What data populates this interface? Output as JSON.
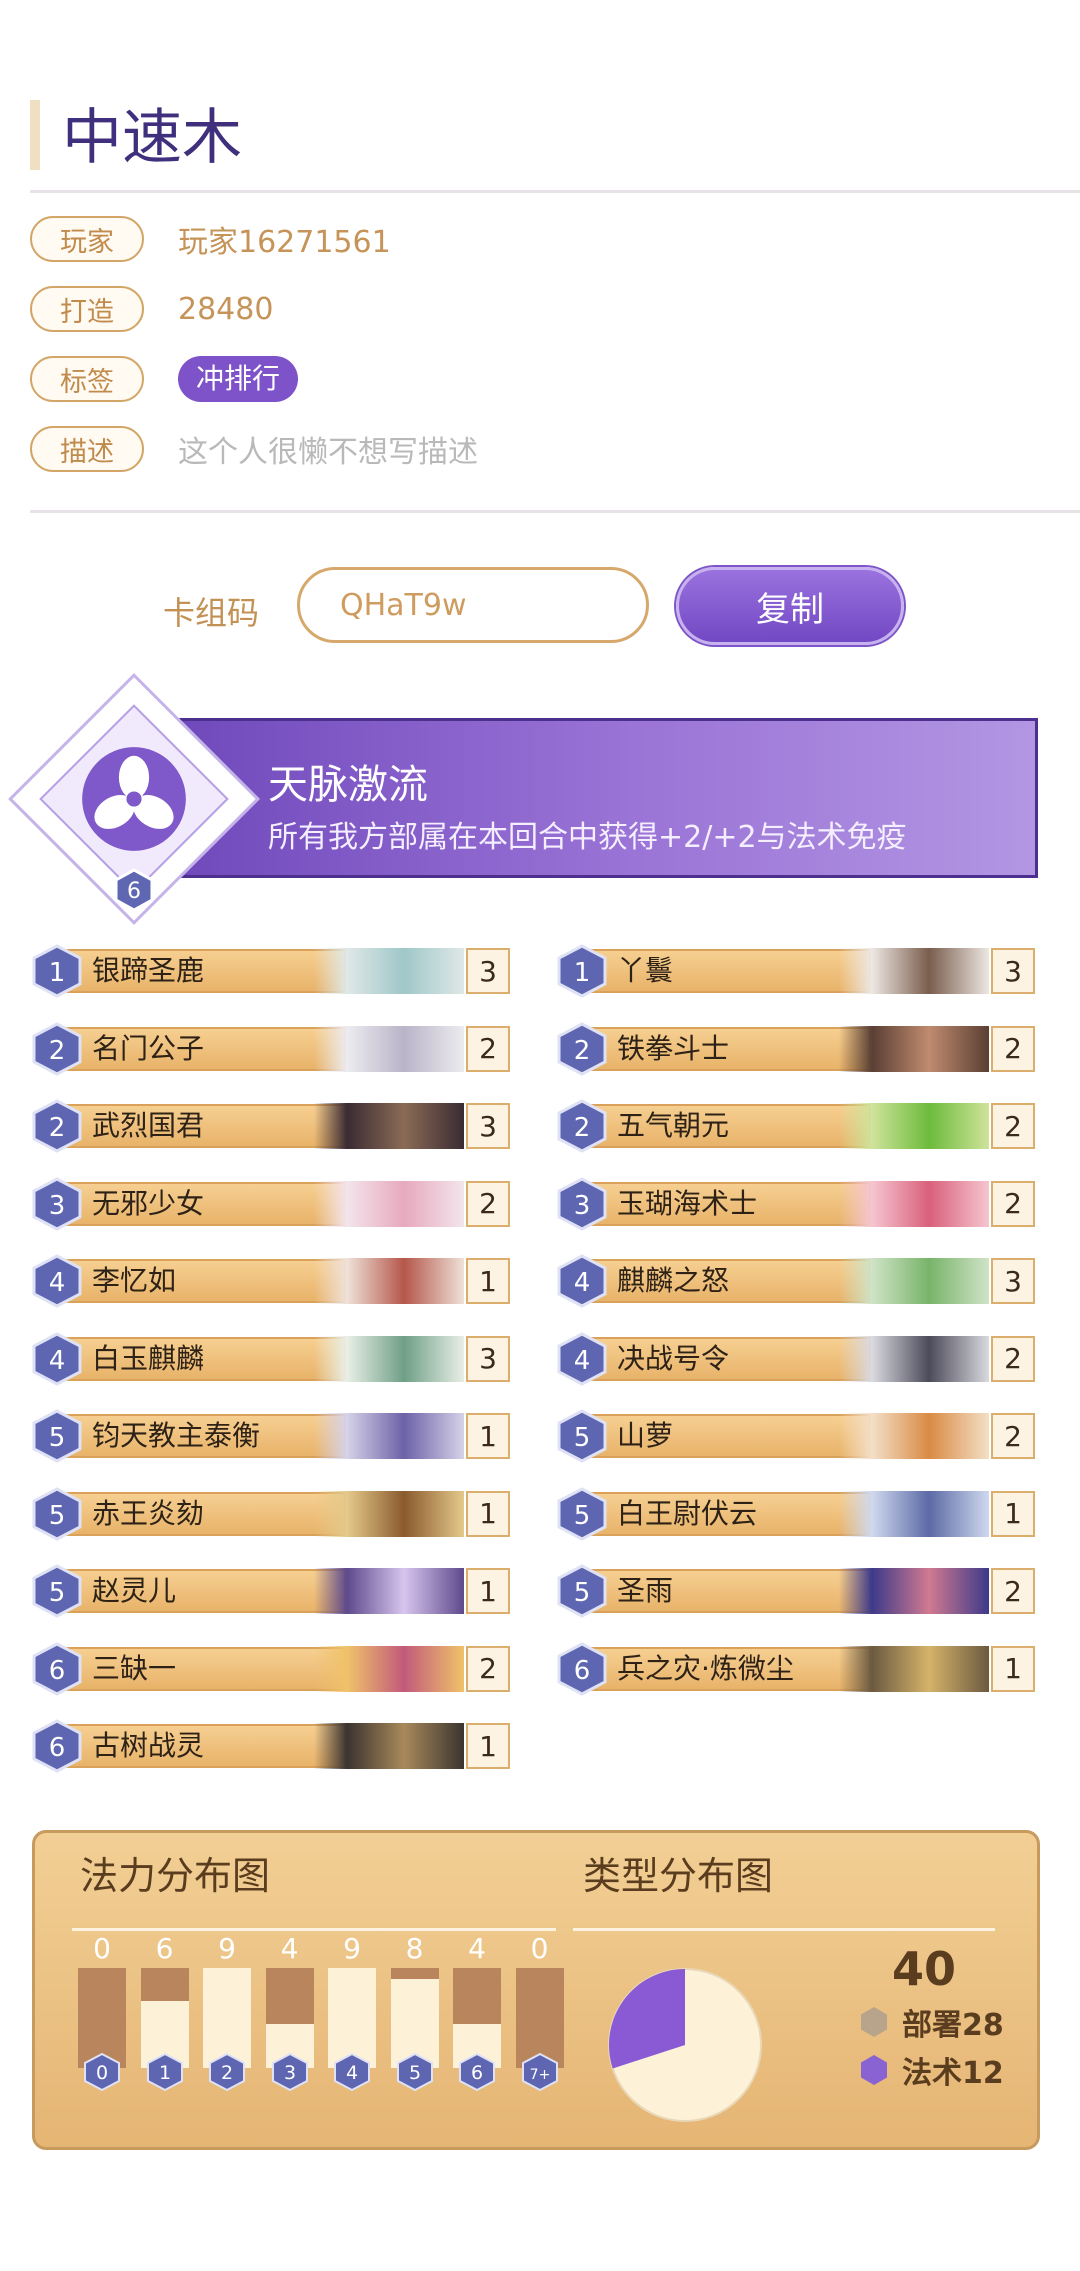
{
  "deck": {
    "title": "中速木",
    "info": [
      {
        "label": "玩家",
        "value": "玩家16271561",
        "style": "text"
      },
      {
        "label": "打造",
        "value": "28480",
        "style": "text"
      },
      {
        "label": "标签",
        "value": "冲排行",
        "style": "chip"
      },
      {
        "label": "描述",
        "value": "这个人很懒不想写描述",
        "style": "muted"
      }
    ],
    "code_label": "卡组码",
    "code_value": "QHaT9w",
    "copy_label": "复制"
  },
  "banner": {
    "title": "天脉激流",
    "description": "所有我方部属在本回合中获得+2/+2与法术免疫",
    "cost": "6",
    "emblem_icon": "trefoil-emblem-icon"
  },
  "cards_left": [
    {
      "cost": "1",
      "name": "银蹄圣鹿",
      "count": "3"
    },
    {
      "cost": "2",
      "name": "名门公子",
      "count": "2"
    },
    {
      "cost": "2",
      "name": "武烈国君",
      "count": "3"
    },
    {
      "cost": "3",
      "name": "无邪少女",
      "count": "2"
    },
    {
      "cost": "4",
      "name": "李忆如",
      "count": "1"
    },
    {
      "cost": "4",
      "name": "白玉麒麟",
      "count": "3"
    },
    {
      "cost": "5",
      "name": "钧天教主泰衡",
      "count": "1"
    },
    {
      "cost": "5",
      "name": "赤王炎劾",
      "count": "1"
    },
    {
      "cost": "5",
      "name": "赵灵儿",
      "count": "1"
    },
    {
      "cost": "6",
      "name": "三缺一",
      "count": "2"
    },
    {
      "cost": "6",
      "name": "古树战灵",
      "count": "1"
    }
  ],
  "cards_right": [
    {
      "cost": "1",
      "name": "丫鬟",
      "count": "3"
    },
    {
      "cost": "2",
      "name": "铁拳斗士",
      "count": "2"
    },
    {
      "cost": "2",
      "name": "五气朝元",
      "count": "2"
    },
    {
      "cost": "3",
      "name": "玉瑚海术士",
      "count": "2"
    },
    {
      "cost": "4",
      "name": "麒麟之怒",
      "count": "3"
    },
    {
      "cost": "4",
      "name": "决战号令",
      "count": "2"
    },
    {
      "cost": "5",
      "name": "山萝",
      "count": "2"
    },
    {
      "cost": "5",
      "name": "白王尉伏云",
      "count": "1"
    },
    {
      "cost": "5",
      "name": "圣雨",
      "count": "2"
    },
    {
      "cost": "6",
      "name": "兵之灾·炼微尘",
      "count": "1"
    }
  ],
  "stats": {
    "mana_title": "法力分布图",
    "type_title": "类型分布图",
    "total": "40",
    "legend": [
      {
        "label": "部署28",
        "color": "#b7a48a"
      },
      {
        "label": "法术12",
        "color": "#8a63d2"
      }
    ]
  },
  "colors": {
    "accent_purple": "#7e52c8",
    "gold": "#e8b36a",
    "pie_deploy": "#fdf1d8",
    "pie_spell": "#8a5ad4"
  },
  "chart_data": [
    {
      "type": "bar",
      "title": "法力分布图",
      "categories": [
        "0",
        "1",
        "2",
        "3",
        "4",
        "5",
        "6",
        "7+"
      ],
      "values": [
        0,
        6,
        9,
        4,
        9,
        8,
        4,
        0
      ],
      "ylim": [
        0,
        9
      ]
    },
    {
      "type": "pie",
      "title": "类型分布图",
      "categories": [
        "部署",
        "法术"
      ],
      "values": [
        28,
        12
      ]
    }
  ]
}
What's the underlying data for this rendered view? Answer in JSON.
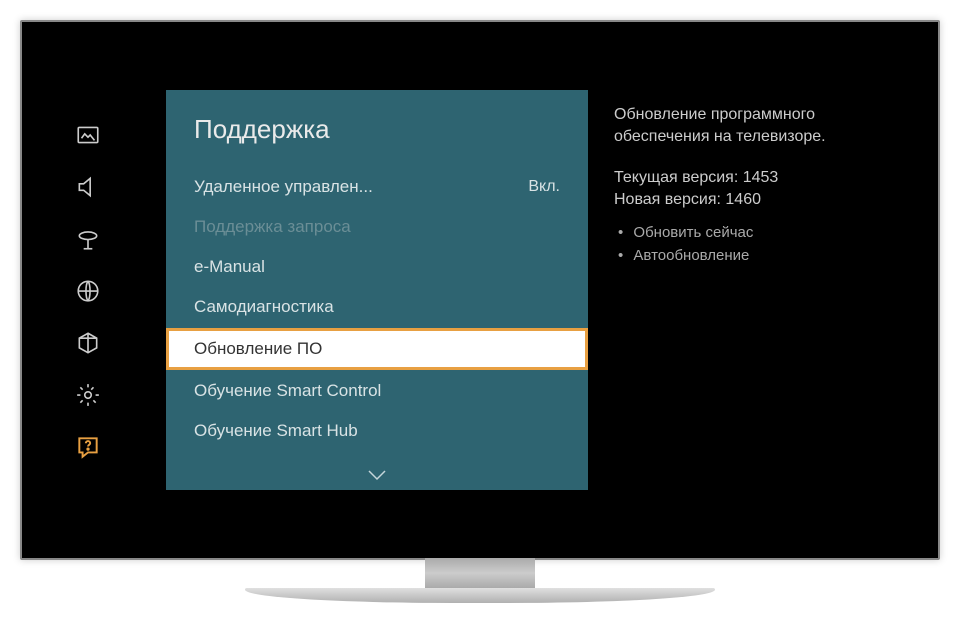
{
  "panel": {
    "title": "Поддержка"
  },
  "menu": {
    "items": [
      {
        "label": "Удаленное управлен...",
        "value": "Вкл.",
        "disabled": false,
        "highlighted": false
      },
      {
        "label": "Поддержка запроса",
        "value": "",
        "disabled": true,
        "highlighted": false
      },
      {
        "label": "e-Manual",
        "value": "",
        "disabled": false,
        "highlighted": false
      },
      {
        "label": "Самодиагностика",
        "value": "",
        "disabled": false,
        "highlighted": false
      },
      {
        "label": "Обновление ПО",
        "value": "",
        "disabled": false,
        "highlighted": true
      },
      {
        "label": "Обучение Smart Control",
        "value": "",
        "disabled": false,
        "highlighted": false
      },
      {
        "label": "Обучение Smart Hub",
        "value": "",
        "disabled": false,
        "highlighted": false
      }
    ]
  },
  "info": {
    "description": "Обновление программного обеспечения на телевизоре.",
    "current_version_label": "Текущая версия: 1453",
    "new_version_label": "Новая версия: 1460",
    "sub_items": [
      "Обновить сейчас",
      "Автообновление"
    ]
  },
  "sidebar": {
    "icons": [
      "picture-icon",
      "sound-icon",
      "broadcast-icon",
      "network-icon",
      "system-icon",
      "settings-icon",
      "support-icon"
    ]
  }
}
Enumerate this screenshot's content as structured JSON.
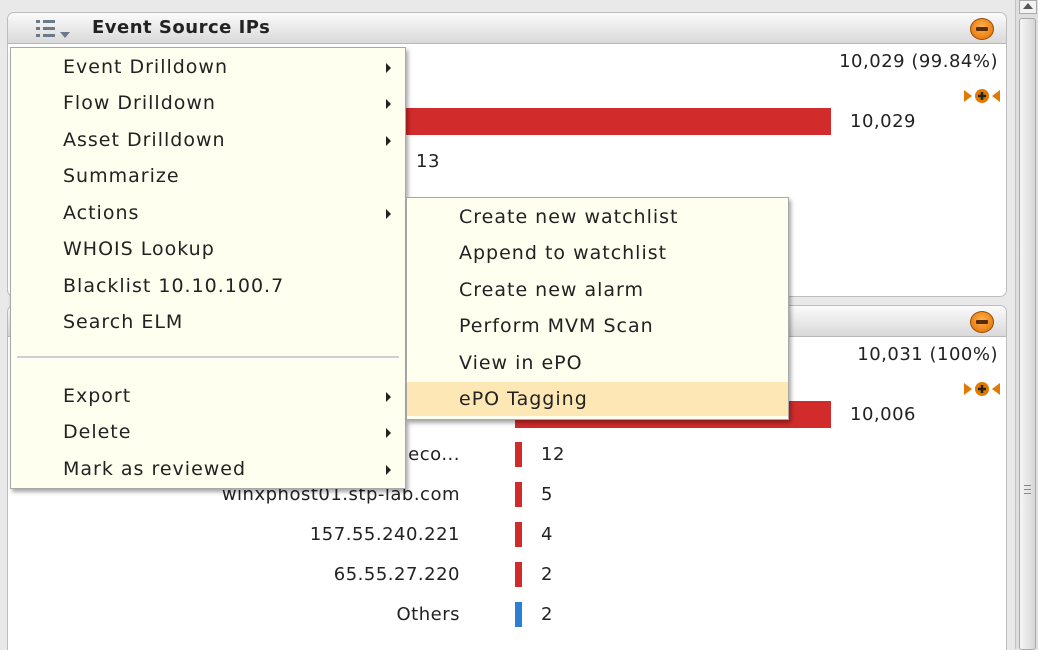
{
  "panel1": {
    "title": "Event Source IPs",
    "total": "10,029 (99.84%)",
    "rows": [
      {
        "label": "",
        "value": "10,029",
        "fraction": 1.0
      },
      {
        "label": "",
        "value": "13",
        "fraction": 0.0
      }
    ]
  },
  "panel2": {
    "total": "10,031 (100%)",
    "rows": [
      {
        "label": "",
        "value": "10,006",
        "fraction": 1.0
      },
      {
        "label": "...teleco...",
        "value": "12"
      },
      {
        "label": "winxphost01.stp-lab.com",
        "value": "5"
      },
      {
        "label": "157.55.240.221",
        "value": "4"
      },
      {
        "label": "65.55.27.220",
        "value": "2"
      },
      {
        "label": "Others",
        "value": "2"
      }
    ]
  },
  "context_menu": {
    "items": [
      {
        "label": "Event Drilldown",
        "submenu": true
      },
      {
        "label": "Flow Drilldown",
        "submenu": true
      },
      {
        "label": "Asset Drilldown",
        "submenu": true
      },
      {
        "label": "Summarize",
        "submenu": false
      },
      {
        "label": "Actions",
        "submenu": true
      },
      {
        "label": "WHOIS Lookup",
        "submenu": false
      },
      {
        "label": "Blacklist 10.10.100.7",
        "submenu": false
      },
      {
        "label": "Search ELM",
        "submenu": false
      }
    ],
    "items_after_separator": [
      {
        "label": "Export",
        "submenu": true
      },
      {
        "label": "Delete",
        "submenu": true
      },
      {
        "label": "Mark as reviewed",
        "submenu": true
      }
    ]
  },
  "actions_submenu": {
    "items": [
      {
        "label": "Create new watchlist"
      },
      {
        "label": "Append to watchlist"
      },
      {
        "label": "Create new alarm"
      },
      {
        "label": "Perform MVM Scan"
      },
      {
        "label": "View in ePO"
      },
      {
        "label": "ePO Tagging",
        "highlighted": true
      }
    ]
  },
  "colors": {
    "bar_red": "#d22b2b",
    "bar_blue": "#2d7fd3",
    "menu_bg": "#fffff0",
    "highlight": "#fde7b5",
    "collapse_button": "#f08a10"
  },
  "icons": {
    "panel_menu": "list-menu-icon",
    "collapse": "collapse-button-icon",
    "expand": "expand-arrows-icon"
  }
}
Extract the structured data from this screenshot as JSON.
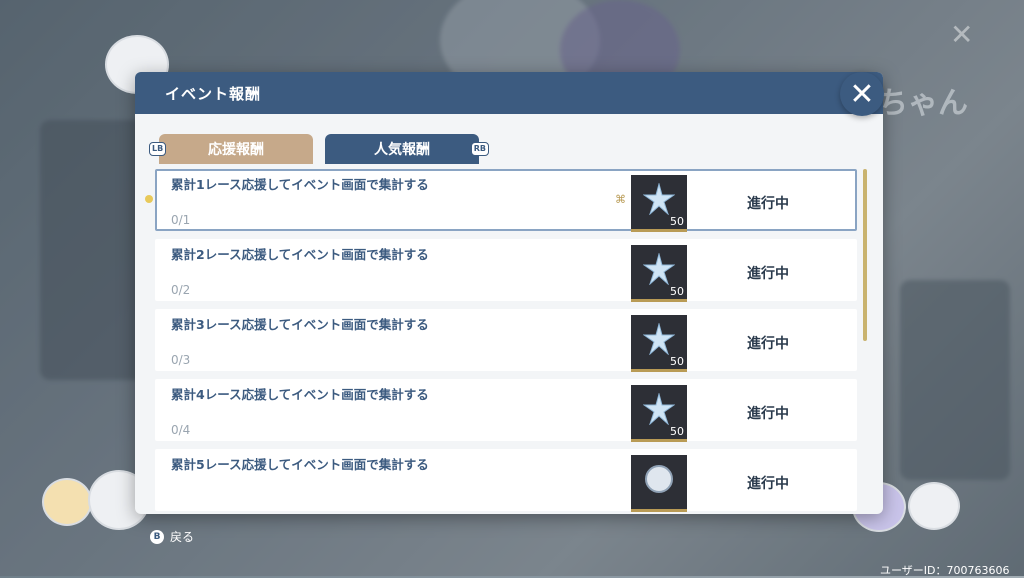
{
  "background": {
    "right_title": "子ちゃん"
  },
  "modal": {
    "title": "イベント報酬",
    "close_icon": "close-icon"
  },
  "tabs": [
    {
      "label": "応援報酬",
      "hint": "LB"
    },
    {
      "label": "人気報酬",
      "hint": "RB"
    }
  ],
  "rewards": [
    {
      "text": "累計1レース応援してイベント画面で集計する",
      "progress": "0/1",
      "count": "50",
      "status": "進行中"
    },
    {
      "text": "累計2レース応援してイベント画面で集計する",
      "progress": "0/2",
      "count": "50",
      "status": "進行中"
    },
    {
      "text": "累計3レース応援してイベント画面で集計する",
      "progress": "0/3",
      "count": "50",
      "status": "進行中"
    },
    {
      "text": "累計4レース応援してイベント画面で集計する",
      "progress": "0/4",
      "count": "50",
      "status": "進行中"
    },
    {
      "text": "累計5レース応援してイベント画面で集計する",
      "progress": "",
      "count": "",
      "status": "進行中"
    }
  ],
  "footer": {
    "back_key": "B",
    "back_label": "戻る",
    "user_id": "ユーザーID：700763606"
  }
}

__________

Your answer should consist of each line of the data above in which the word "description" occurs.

    "description": "所有我方部属在本回合中获得+2/+2与法术免疫",
    "description": "Обновление программного обеспечения на телевизоре.",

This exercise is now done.